Work task:
Go line by line through the entries below and copy those containing the string "Model".

═══ Task data ═══

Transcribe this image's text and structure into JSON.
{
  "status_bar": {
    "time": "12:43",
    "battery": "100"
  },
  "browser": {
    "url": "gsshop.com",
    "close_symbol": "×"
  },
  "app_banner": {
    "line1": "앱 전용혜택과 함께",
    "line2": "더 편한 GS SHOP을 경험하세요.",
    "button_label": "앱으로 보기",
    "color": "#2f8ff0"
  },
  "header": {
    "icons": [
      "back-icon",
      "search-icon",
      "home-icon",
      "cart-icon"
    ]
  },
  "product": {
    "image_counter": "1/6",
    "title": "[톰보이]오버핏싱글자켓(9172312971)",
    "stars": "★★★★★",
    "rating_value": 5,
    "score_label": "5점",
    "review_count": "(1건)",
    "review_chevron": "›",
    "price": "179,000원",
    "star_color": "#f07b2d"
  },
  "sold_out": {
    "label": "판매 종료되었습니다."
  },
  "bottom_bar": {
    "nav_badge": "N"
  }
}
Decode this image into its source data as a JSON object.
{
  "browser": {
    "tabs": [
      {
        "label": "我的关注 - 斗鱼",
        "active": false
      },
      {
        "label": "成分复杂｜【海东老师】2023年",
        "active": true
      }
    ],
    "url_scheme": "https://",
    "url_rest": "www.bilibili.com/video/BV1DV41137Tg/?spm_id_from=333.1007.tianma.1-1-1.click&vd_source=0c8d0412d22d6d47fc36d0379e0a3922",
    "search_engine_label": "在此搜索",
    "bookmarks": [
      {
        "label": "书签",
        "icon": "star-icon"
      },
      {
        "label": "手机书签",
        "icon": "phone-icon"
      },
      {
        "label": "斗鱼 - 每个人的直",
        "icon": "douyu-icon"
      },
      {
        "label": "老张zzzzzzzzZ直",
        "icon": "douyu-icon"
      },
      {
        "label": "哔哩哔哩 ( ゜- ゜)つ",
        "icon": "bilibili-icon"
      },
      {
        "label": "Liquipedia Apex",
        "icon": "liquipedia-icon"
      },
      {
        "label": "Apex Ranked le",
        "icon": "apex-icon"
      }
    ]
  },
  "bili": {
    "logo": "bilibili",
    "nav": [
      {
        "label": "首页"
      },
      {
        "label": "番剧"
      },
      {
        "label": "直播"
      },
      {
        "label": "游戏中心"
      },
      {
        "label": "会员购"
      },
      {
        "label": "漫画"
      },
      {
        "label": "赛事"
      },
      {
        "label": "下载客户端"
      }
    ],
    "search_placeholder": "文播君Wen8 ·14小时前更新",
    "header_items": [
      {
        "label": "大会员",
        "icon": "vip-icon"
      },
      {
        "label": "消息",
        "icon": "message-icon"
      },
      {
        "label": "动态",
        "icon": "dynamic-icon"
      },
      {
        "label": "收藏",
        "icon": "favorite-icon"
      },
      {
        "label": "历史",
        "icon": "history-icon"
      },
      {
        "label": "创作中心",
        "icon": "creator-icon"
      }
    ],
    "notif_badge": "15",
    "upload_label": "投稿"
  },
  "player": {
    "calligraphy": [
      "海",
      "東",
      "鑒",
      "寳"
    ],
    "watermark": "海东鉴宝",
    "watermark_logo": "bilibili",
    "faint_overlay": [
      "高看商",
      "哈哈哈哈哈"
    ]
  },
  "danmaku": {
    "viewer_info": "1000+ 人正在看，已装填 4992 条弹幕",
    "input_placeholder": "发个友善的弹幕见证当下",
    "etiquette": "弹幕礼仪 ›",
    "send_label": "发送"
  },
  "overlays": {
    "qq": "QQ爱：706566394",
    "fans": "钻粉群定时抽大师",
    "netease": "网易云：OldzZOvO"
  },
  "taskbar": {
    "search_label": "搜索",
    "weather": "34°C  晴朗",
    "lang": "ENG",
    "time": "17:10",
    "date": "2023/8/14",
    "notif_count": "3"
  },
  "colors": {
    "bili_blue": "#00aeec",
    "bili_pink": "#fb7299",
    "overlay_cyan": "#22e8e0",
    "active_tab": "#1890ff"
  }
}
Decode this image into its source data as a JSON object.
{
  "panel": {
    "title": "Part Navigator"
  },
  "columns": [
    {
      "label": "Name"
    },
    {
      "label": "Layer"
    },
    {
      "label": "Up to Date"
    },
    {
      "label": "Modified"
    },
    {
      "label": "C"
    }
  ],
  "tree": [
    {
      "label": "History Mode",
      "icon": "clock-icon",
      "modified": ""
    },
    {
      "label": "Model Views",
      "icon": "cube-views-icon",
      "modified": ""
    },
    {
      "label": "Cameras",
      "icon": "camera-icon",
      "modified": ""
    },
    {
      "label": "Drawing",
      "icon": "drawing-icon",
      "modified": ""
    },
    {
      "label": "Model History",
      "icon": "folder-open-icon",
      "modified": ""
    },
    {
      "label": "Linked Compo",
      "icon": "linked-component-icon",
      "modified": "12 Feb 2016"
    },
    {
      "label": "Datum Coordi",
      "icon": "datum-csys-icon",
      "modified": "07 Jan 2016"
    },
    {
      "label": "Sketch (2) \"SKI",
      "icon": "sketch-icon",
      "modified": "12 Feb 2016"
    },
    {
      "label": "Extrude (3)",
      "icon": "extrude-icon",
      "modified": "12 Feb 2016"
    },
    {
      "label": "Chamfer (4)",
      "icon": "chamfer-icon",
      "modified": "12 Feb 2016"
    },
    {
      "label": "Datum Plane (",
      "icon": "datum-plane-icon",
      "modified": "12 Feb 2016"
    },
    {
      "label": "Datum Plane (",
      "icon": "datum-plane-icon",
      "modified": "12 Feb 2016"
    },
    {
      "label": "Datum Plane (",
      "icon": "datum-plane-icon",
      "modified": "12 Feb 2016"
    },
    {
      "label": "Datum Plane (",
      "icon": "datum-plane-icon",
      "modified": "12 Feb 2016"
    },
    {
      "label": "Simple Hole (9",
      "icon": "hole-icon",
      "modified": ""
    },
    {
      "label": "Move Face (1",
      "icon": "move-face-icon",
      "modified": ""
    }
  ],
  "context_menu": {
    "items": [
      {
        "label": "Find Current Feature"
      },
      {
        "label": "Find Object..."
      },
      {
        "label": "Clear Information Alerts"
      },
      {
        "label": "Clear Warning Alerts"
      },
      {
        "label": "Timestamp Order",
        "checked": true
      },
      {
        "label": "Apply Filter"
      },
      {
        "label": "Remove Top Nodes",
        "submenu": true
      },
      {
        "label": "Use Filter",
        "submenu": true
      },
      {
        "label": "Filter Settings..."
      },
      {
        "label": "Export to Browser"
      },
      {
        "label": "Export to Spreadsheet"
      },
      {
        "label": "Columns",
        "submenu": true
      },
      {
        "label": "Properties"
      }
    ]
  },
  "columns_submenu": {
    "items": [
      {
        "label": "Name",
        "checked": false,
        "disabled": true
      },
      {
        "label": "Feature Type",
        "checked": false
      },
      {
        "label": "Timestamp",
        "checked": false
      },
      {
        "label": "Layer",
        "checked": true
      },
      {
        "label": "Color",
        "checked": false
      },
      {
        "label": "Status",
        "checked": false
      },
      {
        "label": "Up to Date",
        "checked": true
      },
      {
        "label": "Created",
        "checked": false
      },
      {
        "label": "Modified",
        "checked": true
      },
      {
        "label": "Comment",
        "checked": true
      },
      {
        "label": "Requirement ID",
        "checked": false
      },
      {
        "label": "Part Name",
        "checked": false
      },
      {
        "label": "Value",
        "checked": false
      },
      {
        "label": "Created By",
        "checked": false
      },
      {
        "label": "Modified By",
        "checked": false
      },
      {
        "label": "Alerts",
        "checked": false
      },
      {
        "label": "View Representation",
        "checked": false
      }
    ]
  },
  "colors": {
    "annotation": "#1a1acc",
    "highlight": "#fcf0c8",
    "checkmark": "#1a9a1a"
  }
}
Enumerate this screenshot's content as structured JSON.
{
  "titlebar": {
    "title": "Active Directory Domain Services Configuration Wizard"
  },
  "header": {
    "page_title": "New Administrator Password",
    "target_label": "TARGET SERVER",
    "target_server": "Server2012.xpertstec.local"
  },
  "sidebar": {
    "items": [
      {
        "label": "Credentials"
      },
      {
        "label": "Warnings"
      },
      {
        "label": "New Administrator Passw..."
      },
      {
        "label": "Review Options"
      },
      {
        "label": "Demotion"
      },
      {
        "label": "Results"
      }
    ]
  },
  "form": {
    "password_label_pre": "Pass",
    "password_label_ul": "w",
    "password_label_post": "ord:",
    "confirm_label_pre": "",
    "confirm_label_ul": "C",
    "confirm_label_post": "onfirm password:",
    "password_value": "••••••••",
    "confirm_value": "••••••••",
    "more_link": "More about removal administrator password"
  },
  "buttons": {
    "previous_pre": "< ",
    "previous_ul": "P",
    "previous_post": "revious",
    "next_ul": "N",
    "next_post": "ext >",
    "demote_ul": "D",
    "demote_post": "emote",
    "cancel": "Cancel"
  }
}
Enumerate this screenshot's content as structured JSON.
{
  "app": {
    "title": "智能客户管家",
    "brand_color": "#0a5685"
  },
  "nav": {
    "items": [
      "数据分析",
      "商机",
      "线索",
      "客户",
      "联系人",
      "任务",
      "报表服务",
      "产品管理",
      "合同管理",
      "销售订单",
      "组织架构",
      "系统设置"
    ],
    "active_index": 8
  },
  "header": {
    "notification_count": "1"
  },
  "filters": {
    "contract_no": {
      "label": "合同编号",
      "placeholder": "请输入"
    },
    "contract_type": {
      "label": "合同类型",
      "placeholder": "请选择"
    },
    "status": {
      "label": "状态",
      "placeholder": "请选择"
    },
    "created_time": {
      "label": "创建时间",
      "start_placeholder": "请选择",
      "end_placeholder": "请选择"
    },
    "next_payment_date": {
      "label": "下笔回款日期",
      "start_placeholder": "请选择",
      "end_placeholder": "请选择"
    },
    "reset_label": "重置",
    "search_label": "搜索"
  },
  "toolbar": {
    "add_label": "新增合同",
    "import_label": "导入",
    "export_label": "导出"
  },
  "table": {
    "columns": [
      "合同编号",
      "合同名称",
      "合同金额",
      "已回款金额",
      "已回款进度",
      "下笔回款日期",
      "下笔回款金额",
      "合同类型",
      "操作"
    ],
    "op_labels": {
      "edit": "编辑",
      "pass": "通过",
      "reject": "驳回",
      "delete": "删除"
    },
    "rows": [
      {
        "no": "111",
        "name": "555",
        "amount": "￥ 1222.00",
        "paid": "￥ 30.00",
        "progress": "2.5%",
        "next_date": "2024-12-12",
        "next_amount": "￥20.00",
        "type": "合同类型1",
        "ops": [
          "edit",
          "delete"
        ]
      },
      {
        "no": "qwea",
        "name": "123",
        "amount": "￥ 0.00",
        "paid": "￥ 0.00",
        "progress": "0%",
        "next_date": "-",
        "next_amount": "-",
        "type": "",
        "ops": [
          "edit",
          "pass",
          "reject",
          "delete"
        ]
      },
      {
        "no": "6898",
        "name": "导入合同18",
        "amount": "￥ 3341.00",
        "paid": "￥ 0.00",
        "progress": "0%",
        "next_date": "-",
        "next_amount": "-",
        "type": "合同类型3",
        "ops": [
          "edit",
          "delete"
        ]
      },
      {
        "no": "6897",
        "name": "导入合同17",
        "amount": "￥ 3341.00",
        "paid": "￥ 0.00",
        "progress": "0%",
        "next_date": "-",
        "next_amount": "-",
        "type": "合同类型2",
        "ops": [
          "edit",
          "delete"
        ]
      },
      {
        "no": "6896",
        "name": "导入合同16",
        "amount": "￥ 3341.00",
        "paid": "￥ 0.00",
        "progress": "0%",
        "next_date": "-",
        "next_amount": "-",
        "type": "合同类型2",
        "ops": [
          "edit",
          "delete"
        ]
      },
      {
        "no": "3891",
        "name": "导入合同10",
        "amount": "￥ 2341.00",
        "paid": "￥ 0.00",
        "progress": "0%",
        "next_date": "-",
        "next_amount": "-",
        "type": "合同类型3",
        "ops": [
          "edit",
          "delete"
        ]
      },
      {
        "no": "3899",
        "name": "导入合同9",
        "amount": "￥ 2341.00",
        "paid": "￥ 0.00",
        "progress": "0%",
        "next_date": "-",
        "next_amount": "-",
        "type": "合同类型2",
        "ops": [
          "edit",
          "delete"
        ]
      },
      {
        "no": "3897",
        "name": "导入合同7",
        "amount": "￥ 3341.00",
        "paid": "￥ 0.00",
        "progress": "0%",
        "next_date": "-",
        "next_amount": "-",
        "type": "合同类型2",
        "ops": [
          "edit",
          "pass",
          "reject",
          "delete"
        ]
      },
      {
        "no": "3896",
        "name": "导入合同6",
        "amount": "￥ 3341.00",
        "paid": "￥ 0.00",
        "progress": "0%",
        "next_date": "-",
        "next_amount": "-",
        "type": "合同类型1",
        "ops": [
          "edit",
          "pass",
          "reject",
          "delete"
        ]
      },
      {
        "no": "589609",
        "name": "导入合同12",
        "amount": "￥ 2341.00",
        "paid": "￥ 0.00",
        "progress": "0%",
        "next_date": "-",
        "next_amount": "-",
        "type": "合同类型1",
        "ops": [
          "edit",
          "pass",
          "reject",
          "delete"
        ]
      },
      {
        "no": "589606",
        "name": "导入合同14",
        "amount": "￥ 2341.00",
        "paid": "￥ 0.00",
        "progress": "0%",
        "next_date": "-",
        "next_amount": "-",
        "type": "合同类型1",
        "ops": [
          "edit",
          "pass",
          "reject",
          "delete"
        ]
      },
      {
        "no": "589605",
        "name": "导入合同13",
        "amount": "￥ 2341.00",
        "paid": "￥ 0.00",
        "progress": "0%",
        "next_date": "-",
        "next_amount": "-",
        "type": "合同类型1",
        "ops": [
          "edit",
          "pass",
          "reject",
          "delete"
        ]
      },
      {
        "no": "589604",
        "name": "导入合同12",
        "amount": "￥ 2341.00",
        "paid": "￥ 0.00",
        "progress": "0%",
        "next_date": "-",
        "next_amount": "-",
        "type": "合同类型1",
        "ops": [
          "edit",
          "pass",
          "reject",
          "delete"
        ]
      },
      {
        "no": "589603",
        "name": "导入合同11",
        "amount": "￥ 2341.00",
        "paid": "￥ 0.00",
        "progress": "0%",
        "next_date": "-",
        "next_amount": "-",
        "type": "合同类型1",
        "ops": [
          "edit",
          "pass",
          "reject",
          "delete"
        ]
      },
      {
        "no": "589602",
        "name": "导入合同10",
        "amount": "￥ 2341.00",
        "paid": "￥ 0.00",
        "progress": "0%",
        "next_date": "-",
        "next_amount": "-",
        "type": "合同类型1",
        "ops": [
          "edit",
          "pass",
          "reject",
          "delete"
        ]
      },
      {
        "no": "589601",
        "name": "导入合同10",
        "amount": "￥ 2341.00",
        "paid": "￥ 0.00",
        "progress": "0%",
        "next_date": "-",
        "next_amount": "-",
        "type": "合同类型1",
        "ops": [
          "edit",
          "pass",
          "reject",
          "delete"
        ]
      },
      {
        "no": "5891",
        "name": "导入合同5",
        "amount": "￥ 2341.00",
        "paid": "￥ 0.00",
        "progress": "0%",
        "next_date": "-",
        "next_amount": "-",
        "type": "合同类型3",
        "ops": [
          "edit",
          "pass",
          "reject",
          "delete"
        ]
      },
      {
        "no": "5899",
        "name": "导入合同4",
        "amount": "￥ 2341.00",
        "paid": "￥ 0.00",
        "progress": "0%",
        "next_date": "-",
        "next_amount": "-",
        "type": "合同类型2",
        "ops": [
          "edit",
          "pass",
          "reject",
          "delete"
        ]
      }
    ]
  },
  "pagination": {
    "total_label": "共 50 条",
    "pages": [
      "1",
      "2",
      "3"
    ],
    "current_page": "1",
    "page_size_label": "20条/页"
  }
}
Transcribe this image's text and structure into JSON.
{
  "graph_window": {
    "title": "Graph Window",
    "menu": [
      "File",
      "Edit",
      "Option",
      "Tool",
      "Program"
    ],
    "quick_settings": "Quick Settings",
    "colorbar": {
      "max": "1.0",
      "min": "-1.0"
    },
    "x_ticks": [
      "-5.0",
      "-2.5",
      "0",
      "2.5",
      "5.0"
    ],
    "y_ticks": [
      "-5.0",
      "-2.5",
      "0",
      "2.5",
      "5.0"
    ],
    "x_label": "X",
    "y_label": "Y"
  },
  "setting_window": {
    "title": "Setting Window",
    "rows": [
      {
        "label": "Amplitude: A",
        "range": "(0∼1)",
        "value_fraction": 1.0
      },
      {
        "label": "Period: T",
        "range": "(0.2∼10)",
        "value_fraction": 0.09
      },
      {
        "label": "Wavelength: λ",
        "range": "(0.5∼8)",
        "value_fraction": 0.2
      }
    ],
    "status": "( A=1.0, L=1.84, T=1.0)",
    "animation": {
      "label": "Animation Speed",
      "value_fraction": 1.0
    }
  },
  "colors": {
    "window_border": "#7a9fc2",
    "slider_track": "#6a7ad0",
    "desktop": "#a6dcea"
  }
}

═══

Answer section:
      "label": "Model Views",
      "label": "Model History",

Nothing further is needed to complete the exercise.